Excerpted records:
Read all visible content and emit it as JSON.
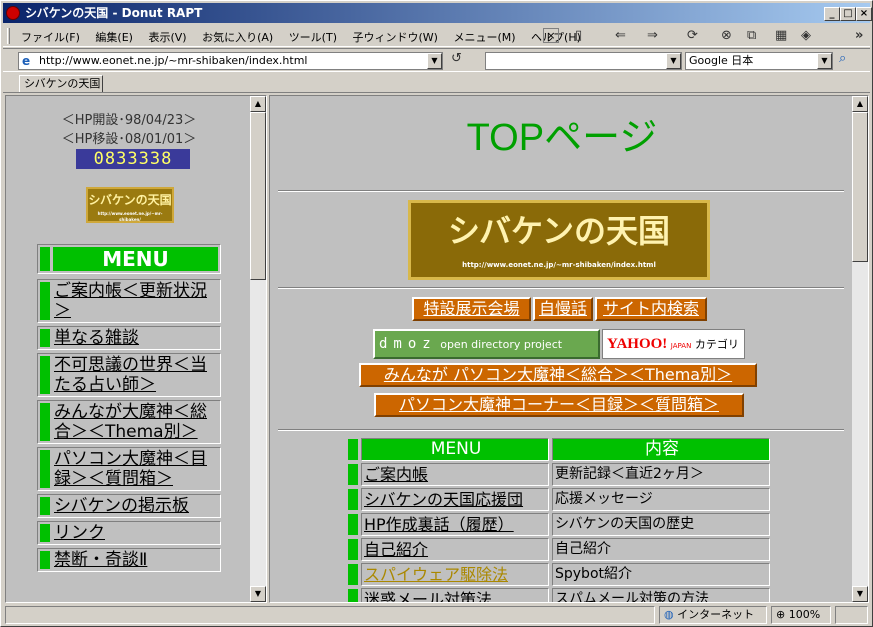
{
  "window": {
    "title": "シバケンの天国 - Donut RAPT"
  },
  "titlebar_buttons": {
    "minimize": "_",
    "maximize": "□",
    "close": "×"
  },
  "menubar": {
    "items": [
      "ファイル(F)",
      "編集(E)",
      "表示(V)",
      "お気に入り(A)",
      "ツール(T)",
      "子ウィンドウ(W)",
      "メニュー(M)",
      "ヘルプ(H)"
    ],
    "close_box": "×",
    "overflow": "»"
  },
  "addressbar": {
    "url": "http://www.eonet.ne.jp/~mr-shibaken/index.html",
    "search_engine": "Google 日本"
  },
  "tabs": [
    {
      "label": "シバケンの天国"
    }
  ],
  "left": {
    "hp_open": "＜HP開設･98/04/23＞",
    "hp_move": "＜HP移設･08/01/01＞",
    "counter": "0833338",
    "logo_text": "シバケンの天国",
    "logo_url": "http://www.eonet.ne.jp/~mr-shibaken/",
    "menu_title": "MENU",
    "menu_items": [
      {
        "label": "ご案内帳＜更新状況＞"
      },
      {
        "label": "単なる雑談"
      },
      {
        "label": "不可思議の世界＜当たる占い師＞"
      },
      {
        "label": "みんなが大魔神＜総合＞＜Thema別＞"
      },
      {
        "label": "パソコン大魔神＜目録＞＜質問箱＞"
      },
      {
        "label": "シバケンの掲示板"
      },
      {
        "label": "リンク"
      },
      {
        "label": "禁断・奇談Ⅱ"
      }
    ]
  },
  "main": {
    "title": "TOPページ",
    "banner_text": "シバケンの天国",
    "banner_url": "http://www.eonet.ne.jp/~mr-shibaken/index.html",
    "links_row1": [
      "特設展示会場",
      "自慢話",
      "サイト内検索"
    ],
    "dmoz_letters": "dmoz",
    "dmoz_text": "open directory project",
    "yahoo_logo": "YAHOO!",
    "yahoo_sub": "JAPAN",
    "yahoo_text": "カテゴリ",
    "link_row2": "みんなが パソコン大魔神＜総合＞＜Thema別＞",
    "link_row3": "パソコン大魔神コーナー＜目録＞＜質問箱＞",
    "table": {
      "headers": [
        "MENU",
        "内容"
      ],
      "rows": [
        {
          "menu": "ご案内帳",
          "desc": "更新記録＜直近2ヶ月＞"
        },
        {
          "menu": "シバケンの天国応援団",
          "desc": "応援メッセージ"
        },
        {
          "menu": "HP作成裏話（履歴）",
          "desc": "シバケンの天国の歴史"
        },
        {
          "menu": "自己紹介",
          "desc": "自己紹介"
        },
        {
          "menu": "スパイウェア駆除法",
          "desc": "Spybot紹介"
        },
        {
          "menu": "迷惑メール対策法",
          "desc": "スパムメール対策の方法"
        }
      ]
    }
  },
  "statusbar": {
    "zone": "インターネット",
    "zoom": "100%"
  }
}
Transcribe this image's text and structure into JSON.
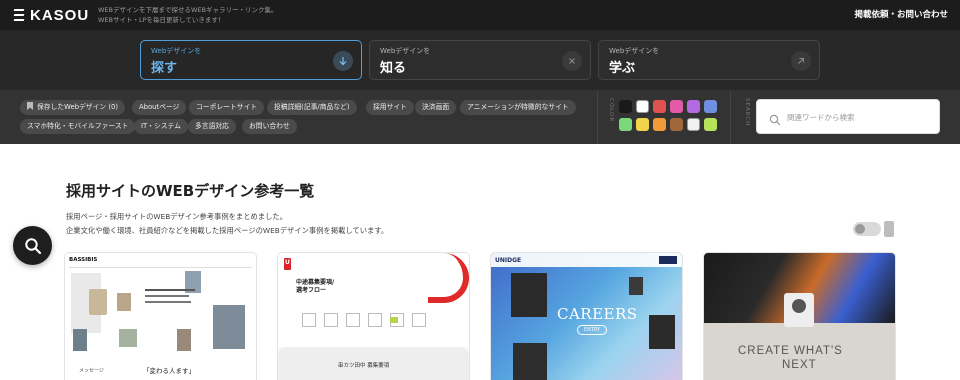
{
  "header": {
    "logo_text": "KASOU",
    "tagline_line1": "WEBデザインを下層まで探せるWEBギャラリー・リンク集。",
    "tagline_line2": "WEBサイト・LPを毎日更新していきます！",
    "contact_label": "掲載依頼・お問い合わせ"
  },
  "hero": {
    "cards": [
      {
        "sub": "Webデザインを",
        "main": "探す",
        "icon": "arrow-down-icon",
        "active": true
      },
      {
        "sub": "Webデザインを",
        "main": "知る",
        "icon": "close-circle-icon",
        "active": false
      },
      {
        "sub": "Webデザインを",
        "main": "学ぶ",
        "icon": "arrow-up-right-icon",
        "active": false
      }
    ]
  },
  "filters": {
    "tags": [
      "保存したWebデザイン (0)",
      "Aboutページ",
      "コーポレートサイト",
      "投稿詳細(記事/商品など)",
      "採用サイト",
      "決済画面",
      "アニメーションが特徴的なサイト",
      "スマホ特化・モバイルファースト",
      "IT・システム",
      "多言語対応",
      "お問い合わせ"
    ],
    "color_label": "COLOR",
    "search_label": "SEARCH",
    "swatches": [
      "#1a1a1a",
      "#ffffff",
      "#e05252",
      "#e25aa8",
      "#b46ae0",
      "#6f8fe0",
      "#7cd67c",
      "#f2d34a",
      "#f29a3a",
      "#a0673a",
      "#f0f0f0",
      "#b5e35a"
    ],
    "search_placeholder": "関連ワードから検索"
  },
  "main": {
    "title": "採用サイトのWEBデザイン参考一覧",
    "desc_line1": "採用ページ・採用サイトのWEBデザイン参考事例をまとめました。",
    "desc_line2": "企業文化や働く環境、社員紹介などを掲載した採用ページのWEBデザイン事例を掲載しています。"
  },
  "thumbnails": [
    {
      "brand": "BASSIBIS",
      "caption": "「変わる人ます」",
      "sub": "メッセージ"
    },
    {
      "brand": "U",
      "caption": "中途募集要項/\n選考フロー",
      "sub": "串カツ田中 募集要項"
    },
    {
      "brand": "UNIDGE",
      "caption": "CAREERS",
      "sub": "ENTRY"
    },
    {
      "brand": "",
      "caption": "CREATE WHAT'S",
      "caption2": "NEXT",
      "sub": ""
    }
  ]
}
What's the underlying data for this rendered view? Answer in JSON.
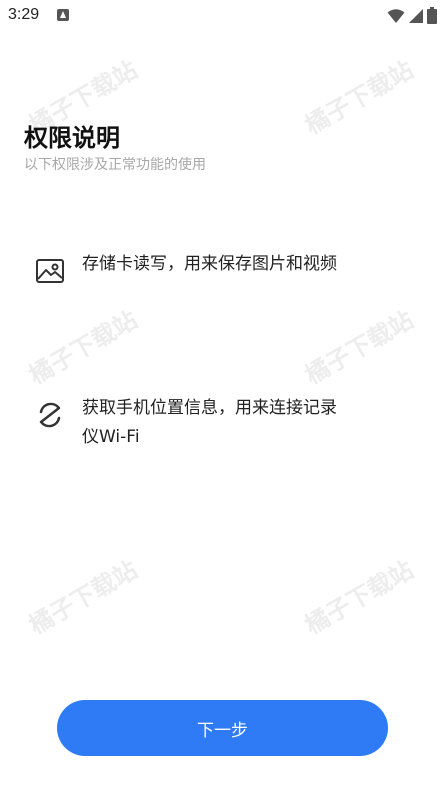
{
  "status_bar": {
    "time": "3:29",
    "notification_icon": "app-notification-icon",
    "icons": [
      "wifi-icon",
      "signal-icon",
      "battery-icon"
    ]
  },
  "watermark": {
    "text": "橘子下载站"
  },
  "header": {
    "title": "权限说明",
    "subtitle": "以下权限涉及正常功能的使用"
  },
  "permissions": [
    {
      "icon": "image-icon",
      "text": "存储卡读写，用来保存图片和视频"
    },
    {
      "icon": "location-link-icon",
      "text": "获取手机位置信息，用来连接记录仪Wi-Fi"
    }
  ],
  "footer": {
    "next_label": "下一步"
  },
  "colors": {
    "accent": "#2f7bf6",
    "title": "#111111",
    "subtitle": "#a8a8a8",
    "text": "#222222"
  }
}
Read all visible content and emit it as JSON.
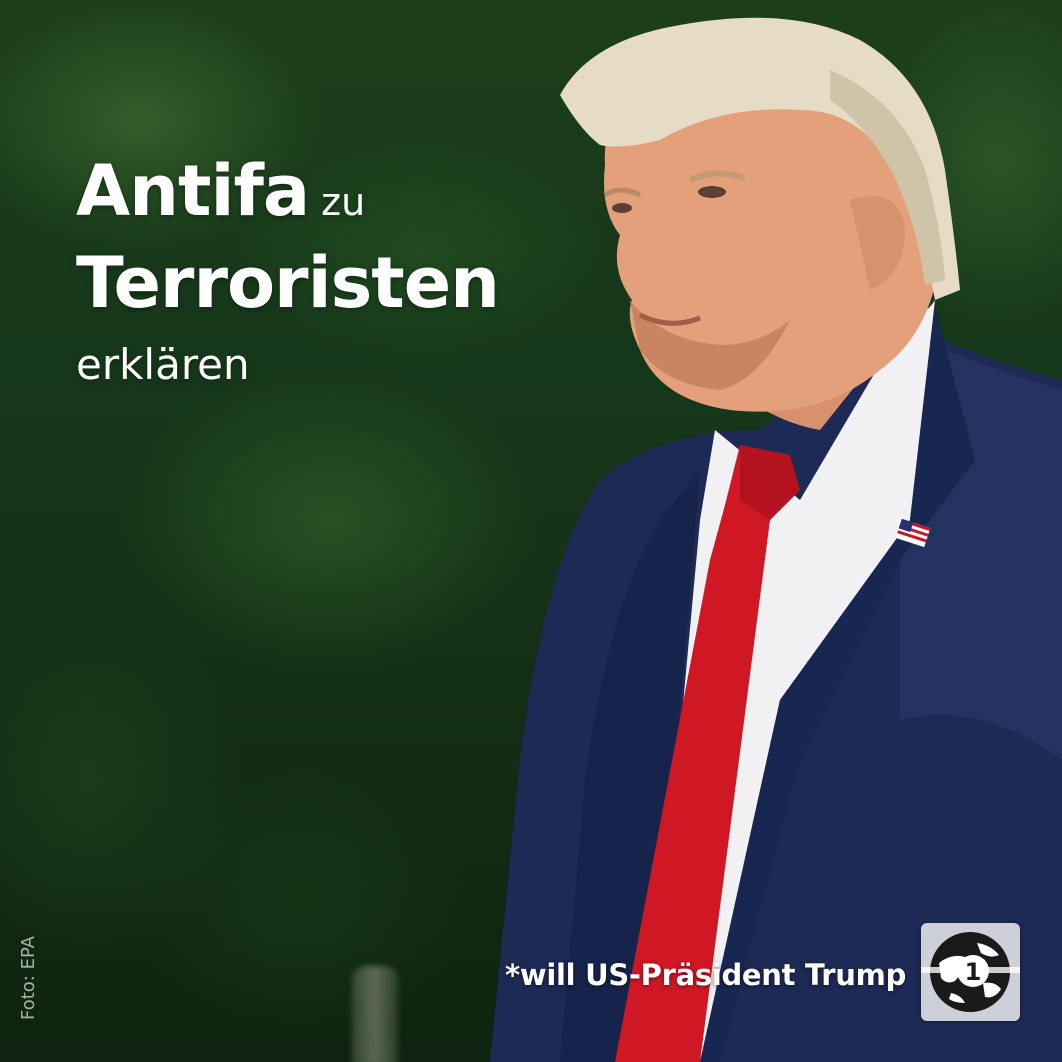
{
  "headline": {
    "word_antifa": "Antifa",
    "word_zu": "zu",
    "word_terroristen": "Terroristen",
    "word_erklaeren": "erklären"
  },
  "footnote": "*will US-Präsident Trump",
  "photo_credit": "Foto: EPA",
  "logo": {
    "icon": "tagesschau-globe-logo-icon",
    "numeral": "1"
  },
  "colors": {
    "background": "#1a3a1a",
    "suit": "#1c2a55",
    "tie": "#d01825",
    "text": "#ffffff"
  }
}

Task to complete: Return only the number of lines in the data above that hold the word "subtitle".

Answer to the exercise: 2